(Saved entries)
::::::

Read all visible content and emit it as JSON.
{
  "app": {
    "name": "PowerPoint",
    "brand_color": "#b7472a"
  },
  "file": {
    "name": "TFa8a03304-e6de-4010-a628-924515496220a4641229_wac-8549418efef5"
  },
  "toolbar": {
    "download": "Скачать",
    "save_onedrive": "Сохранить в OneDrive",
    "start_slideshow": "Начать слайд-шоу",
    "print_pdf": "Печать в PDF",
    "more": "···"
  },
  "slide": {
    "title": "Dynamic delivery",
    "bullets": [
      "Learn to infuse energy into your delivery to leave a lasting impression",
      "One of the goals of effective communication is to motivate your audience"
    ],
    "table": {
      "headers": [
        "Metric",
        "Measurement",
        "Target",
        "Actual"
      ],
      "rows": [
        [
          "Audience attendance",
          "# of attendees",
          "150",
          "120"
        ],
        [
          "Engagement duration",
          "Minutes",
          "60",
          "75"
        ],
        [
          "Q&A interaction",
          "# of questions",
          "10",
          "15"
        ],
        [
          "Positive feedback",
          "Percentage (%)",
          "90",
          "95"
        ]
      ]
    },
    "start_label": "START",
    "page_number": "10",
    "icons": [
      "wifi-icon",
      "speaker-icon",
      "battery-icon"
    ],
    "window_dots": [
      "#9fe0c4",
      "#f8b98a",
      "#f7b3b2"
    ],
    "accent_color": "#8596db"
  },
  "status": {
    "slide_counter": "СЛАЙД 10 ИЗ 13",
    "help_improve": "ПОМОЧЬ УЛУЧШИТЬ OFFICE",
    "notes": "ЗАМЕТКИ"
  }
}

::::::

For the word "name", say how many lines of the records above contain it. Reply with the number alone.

2